[Start of section]

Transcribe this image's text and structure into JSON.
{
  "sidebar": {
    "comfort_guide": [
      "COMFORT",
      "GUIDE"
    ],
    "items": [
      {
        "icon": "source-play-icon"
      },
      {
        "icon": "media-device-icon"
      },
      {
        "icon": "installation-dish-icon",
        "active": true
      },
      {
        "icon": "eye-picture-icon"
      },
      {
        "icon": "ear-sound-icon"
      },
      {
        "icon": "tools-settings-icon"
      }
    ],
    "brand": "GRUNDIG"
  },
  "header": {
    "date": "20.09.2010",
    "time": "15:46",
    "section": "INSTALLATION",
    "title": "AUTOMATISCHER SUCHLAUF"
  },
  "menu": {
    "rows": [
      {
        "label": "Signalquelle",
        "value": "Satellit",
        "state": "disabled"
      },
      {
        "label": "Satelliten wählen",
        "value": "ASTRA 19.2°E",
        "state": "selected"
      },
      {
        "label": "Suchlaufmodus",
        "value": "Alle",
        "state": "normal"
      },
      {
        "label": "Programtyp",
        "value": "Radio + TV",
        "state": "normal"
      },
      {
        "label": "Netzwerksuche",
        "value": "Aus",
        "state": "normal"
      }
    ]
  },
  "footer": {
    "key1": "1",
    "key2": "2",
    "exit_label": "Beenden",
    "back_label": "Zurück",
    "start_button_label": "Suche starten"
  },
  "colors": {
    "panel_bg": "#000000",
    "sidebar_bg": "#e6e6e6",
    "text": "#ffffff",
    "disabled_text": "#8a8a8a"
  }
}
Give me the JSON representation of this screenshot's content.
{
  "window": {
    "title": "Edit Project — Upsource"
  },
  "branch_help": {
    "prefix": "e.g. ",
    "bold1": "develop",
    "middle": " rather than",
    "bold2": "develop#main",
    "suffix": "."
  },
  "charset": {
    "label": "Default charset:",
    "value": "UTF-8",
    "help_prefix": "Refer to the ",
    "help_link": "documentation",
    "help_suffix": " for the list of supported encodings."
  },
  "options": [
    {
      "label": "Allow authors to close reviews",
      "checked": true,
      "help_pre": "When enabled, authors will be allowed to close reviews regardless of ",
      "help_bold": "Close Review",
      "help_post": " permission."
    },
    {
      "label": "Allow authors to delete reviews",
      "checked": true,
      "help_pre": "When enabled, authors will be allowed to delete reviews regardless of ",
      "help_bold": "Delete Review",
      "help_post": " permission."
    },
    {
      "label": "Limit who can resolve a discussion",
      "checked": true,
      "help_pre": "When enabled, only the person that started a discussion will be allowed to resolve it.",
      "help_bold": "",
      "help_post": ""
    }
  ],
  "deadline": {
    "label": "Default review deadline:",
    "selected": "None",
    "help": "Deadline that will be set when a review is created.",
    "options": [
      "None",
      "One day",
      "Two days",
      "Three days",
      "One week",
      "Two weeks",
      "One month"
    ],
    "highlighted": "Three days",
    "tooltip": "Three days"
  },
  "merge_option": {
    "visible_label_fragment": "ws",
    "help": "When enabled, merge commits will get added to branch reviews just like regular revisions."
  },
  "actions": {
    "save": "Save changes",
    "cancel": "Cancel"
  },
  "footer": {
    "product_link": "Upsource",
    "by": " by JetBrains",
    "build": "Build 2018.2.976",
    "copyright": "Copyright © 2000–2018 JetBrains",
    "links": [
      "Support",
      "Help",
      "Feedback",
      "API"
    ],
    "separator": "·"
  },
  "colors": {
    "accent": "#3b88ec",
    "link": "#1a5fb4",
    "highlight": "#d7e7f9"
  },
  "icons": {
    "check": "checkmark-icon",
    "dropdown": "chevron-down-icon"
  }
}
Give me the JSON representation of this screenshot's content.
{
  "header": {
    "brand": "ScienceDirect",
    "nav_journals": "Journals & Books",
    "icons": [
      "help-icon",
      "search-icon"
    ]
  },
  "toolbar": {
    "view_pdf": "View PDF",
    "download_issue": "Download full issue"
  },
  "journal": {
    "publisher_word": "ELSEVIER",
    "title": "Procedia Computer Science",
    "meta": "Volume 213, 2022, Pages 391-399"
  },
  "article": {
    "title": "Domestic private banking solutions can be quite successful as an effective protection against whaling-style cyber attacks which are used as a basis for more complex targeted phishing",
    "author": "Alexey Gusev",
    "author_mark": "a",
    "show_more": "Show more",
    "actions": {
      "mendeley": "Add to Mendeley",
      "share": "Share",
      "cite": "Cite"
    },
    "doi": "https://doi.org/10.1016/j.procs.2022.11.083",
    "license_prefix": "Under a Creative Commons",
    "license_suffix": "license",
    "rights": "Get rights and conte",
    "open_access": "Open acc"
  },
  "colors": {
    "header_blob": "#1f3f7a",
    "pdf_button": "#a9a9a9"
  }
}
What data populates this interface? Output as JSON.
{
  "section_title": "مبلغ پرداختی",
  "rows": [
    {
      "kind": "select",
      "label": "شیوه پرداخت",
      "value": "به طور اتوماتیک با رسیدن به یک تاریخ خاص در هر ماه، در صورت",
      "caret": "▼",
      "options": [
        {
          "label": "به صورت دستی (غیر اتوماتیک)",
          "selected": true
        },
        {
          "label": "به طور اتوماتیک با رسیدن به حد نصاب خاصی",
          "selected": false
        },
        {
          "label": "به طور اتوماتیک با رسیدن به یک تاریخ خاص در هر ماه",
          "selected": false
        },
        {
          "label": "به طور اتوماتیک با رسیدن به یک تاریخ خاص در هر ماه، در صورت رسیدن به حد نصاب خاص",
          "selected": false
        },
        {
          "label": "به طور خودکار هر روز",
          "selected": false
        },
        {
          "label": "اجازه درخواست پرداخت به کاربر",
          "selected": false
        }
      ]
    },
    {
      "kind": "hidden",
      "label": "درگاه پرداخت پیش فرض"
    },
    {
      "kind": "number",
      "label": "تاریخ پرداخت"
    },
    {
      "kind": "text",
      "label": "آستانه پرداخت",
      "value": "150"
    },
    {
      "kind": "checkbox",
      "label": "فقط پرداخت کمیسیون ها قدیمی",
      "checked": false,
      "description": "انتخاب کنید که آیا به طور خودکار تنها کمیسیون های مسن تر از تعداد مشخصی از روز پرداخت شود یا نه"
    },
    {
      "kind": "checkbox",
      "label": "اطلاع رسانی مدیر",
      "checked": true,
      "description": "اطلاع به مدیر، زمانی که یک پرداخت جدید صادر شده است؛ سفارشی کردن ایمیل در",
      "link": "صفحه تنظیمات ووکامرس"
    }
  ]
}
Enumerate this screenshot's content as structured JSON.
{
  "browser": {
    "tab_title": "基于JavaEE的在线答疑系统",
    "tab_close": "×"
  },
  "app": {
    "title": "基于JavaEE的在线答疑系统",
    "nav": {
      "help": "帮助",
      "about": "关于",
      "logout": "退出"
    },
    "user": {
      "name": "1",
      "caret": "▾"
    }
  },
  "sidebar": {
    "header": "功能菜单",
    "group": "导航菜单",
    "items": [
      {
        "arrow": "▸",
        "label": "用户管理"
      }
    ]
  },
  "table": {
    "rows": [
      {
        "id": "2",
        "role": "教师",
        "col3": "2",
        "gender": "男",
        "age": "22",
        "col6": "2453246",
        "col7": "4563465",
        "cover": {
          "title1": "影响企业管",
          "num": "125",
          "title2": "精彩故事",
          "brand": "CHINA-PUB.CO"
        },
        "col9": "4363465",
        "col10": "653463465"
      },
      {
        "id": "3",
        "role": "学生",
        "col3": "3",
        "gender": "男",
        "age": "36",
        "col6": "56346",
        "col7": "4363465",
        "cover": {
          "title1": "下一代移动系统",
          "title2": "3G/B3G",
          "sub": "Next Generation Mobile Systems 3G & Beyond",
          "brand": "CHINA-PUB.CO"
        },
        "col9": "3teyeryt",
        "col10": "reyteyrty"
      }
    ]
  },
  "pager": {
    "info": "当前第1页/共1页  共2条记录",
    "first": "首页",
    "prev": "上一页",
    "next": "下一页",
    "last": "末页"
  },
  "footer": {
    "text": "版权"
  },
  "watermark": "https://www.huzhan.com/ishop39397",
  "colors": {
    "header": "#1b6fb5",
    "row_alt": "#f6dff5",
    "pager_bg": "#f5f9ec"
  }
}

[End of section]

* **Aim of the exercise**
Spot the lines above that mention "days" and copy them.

* **Response to this exercise**
      "Two days",
      "Three days",
    "highlighted": "Three days",
    "tooltip": "Three days"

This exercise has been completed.